The question is, what is the number of people you can see a week while feeling that you are showing up for them and yourself. At the end of the day, I want you to end your workday and have the energy to show up for yourself and those you love. I honestly think those we serve desire the same from us.
If you are struggling to pay your bills, it may be a good time to raise your fees. Of course, first, take time to build your caseload to the appropriate number of clients. For instance, if you have 5 clients on your caseload and your ideal number is 20. First work to get to the 20 number. If you get to the 20 number and are struggling to pay your bills, then shift to increasing your fees. In the point above, I shared the impact of a $15.00 difference in fee. Consider what number you need to increase to in order to find stability and growth in your business.
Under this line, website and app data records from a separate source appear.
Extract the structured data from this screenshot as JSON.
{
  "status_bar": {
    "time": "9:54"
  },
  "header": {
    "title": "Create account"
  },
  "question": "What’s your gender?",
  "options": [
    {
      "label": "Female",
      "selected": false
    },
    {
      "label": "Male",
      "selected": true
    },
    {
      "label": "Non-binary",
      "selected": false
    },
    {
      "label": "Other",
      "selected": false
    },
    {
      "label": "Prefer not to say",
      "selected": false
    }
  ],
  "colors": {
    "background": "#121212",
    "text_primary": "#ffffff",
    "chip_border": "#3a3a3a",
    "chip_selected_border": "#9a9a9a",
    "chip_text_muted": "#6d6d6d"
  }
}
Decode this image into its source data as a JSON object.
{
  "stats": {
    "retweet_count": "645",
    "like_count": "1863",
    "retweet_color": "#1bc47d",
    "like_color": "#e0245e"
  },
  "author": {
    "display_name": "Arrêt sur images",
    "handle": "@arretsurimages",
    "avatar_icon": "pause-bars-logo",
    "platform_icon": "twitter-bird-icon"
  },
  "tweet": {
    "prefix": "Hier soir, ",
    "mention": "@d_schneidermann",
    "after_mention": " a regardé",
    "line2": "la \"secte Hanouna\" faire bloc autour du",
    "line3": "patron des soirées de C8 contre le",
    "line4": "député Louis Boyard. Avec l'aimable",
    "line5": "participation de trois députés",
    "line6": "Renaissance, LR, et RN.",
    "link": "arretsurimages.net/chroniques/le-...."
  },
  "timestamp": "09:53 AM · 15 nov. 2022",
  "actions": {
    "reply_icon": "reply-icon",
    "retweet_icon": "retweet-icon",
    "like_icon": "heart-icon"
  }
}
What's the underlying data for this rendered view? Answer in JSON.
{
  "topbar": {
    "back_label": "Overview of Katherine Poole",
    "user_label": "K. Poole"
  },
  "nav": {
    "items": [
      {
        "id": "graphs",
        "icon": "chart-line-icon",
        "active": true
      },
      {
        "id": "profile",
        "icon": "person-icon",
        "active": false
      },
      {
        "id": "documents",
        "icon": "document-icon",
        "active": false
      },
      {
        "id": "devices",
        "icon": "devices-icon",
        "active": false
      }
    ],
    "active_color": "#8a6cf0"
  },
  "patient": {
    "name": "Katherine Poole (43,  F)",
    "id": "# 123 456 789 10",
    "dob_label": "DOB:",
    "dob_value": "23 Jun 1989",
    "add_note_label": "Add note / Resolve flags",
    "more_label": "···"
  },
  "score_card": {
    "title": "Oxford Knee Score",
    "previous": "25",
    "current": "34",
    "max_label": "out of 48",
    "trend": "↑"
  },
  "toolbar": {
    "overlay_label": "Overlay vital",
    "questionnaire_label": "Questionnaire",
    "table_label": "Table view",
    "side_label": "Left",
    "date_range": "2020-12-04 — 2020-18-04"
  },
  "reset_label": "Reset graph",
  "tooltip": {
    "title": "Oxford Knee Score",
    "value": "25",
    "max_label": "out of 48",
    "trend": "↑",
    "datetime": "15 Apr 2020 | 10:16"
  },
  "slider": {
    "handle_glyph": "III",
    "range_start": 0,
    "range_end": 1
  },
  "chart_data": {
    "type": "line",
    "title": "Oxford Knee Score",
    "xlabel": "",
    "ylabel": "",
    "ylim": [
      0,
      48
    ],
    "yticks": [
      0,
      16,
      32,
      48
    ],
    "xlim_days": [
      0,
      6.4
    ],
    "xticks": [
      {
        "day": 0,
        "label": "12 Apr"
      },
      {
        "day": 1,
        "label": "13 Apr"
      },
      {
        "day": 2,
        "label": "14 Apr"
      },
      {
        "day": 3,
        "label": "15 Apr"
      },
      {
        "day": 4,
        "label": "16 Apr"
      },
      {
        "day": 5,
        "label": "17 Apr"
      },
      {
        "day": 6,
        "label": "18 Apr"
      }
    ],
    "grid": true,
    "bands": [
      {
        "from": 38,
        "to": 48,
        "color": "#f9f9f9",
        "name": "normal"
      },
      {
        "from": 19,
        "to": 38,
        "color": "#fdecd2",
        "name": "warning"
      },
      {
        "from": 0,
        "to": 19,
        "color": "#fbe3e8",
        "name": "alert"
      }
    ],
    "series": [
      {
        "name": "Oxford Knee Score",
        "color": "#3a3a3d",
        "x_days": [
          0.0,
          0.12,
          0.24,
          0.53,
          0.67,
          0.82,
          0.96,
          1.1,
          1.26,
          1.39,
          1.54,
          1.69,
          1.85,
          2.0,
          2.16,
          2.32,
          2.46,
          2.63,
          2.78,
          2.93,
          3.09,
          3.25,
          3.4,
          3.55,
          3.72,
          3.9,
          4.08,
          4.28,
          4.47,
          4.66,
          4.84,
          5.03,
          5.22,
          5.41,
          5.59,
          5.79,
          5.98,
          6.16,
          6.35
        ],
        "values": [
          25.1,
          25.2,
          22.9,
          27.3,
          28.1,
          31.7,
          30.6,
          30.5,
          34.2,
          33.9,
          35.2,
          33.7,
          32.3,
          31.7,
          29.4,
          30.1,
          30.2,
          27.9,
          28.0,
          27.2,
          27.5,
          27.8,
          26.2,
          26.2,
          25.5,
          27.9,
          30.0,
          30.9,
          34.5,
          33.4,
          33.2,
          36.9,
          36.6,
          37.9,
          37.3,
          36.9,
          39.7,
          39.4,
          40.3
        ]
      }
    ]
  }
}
We started the conversation with the question, when is the best time to raise your prices in private practice?
I hope that you have found clarity and direction in this reading.
If you are ready to start consulting, I would love the opportunity to help you level up your life and private practice.
Hi, I’m Juan. My wife Elizabeth and I started our journey right out of grad school. We love helping clinicians move forward and navigate challenges in their journey of building a counseling private practice. Learn how to build your ideal private practice. One that allows you to live your best life while providing a beautiful service.